Contracts, Resolutions, Agreements, and Emails
Many business disputes arise from a lack of documented understanding. Problems with partners, customers, vendors, and employees can be avoided by recording agreements. That doesn’t mean you need to bring in a lawyer to draft a contract if you decide to purchase a new desk, so let’s look briefly at the various ways to document agreements from contracts to emails.
The Most Important Contracts
If you are in a partnership, you need 2 very important contracts. These should be drafted by an attorney. If your business is already operating and you haven’t got these, get on it. The 2 ket contracts are your Operating Agreement and your Partnership Agreement. The Operating Agreement states the terms of operation for your business. The Partnership Agreement states how the partners work together. I could write a book on these 2 documents, but this isn’t the time for a lengthy discussion. What matters most? The Partnership Agreement should define how a partner leaves the business in the event of death, disability, non-performance, and out of a desire to go voluntarily. I see this often: A partner dies, now the business has a new partner. In comes the spouse of the deceased partner. She never thought the business was well-run. She is going to make serious changes. Sound fun? Get a partnership agreement!

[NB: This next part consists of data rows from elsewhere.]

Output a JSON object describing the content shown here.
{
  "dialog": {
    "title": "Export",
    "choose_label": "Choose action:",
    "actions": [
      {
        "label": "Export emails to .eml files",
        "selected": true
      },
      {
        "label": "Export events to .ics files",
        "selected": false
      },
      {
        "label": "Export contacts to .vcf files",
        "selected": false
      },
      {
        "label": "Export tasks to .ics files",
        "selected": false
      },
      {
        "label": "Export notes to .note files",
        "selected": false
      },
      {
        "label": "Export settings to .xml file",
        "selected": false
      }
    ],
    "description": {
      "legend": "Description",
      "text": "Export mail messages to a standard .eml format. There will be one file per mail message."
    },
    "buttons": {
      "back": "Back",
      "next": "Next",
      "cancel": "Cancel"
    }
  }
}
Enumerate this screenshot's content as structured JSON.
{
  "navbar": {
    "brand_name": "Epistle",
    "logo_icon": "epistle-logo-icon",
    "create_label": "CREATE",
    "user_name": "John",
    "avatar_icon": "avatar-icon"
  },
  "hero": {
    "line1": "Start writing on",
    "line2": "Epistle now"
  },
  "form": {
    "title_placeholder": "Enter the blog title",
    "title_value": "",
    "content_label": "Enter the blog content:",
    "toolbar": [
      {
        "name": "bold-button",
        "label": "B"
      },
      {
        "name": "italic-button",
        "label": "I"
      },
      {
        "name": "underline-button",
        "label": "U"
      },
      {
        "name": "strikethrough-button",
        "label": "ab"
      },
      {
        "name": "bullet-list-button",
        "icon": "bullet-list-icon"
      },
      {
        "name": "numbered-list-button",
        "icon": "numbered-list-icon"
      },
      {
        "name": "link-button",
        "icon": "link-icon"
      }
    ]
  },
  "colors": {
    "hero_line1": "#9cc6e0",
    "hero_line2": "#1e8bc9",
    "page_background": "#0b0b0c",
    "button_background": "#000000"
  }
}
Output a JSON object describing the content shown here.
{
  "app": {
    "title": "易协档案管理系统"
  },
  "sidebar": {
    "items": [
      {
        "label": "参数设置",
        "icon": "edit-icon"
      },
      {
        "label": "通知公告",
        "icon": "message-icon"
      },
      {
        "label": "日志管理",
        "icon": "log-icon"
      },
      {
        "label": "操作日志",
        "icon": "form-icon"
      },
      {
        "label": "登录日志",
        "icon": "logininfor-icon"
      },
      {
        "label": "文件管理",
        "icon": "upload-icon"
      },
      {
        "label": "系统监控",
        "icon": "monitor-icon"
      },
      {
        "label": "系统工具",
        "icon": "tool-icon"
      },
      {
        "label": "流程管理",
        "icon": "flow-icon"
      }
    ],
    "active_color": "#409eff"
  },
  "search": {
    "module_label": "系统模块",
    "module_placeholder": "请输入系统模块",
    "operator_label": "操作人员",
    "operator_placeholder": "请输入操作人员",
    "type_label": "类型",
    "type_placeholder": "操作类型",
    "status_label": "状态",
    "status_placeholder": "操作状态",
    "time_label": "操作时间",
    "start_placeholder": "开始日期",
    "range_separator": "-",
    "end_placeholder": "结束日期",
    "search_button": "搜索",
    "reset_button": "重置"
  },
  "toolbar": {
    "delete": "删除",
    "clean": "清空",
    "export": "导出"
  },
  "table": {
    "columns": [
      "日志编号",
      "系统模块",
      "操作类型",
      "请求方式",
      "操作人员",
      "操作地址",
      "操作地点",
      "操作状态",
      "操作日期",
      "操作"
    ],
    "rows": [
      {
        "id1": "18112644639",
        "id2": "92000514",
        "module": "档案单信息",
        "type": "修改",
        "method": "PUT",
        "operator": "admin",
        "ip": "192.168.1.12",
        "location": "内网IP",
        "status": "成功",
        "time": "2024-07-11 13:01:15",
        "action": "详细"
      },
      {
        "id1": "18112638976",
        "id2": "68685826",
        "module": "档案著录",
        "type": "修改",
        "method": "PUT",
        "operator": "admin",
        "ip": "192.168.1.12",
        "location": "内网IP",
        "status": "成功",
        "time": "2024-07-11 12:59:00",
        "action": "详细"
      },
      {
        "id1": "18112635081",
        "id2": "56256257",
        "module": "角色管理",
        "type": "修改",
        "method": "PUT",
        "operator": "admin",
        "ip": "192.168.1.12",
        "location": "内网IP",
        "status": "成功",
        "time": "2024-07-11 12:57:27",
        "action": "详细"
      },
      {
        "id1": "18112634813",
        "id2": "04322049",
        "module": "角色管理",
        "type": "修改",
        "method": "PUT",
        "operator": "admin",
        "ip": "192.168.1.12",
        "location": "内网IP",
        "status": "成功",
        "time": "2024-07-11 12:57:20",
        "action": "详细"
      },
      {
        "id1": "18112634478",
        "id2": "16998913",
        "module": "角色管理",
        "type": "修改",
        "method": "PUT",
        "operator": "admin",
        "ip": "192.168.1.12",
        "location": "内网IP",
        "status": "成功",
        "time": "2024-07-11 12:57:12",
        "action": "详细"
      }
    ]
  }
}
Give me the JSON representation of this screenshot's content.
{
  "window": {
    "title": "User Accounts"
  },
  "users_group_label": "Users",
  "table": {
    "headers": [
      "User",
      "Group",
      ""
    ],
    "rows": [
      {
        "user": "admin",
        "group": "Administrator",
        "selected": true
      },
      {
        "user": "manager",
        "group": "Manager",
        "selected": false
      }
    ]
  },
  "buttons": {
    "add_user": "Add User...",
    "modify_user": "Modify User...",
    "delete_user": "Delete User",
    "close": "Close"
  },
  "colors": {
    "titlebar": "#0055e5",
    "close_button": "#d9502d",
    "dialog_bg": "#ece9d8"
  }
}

The partners, owners, or shareholders of every business should meet frequently and discuss issues involving the business. These should be somewhat formal meetings. That means you take notes. Record and sign the meeting notes, so everyone agrees on what was discussed. If something comes up that requires a decision, draft a resolution. You can do this without a lawyer. “We hereby resolve, effective as of [date], that all purchases greater than $5,000 must be approved by both partners. The agreement to authorize purchase will be drafted and signed by both partners before making the purchase. The agreement will include details on what is to be purchased and the amount to be spent.” All concerned parties sign the resolution, and that now governs how purchases over $5,000 are made. Easy. Resolutions can save a lot of discomfort.
An Agreement can be made outside of a meeting. As in the previous example, we made a resolution that governs spending. Then, when we need to make a big purchase, we draft a simple agreement that complies with the resolution. “We agree that Bob Jones will obtain 3 quotes for a new air conditioning unit. Bob will decide as to which unit is best for our business and we agree that Bob may spend up to $7,000 on this unit including installation.” All concerned parties should sign the agreement.
Be careful here! You can use Email for simple agreements. “Joe, I need to take 3 days off next week because my son is going to check out a college and I want to be there.” Can’t this be a simple verbal exchange? Sure. But if it comes up later that someone is taking too much time off, you will be glad that you documented these ‘away times’. Here’s the caution: Don’t be sneaky. “I need a little time off to help my son pick a college” isn’t clear enough. Does that mean you plan to take a month off to visit colleges? You may think so while your partner assumes you’ll be gone for a day.
You see how the seriousness determines which format to use? It’s nasty to require a resolution at a formal meeting to give your partner a day off. That will only add tension.
On the other hand, making a $7,000 decision by email can also lead to trouble because, even though there is apparent agreement, that agreement wasn’t reached after proper discussion.
I can often get a tense relationship back on track by helping partners set up processes to document agreements. If you need help with this, reach out before the trouble starts and you will save a lot of money and grief later.
Chris Reich, TeachU
Many business partnership problems can be avoided by documenting agreements. This requires a process. If you just write up what you want and expect your partner to agree, you might make things worse. I’d be happy to help you develop a process for reaching agreements.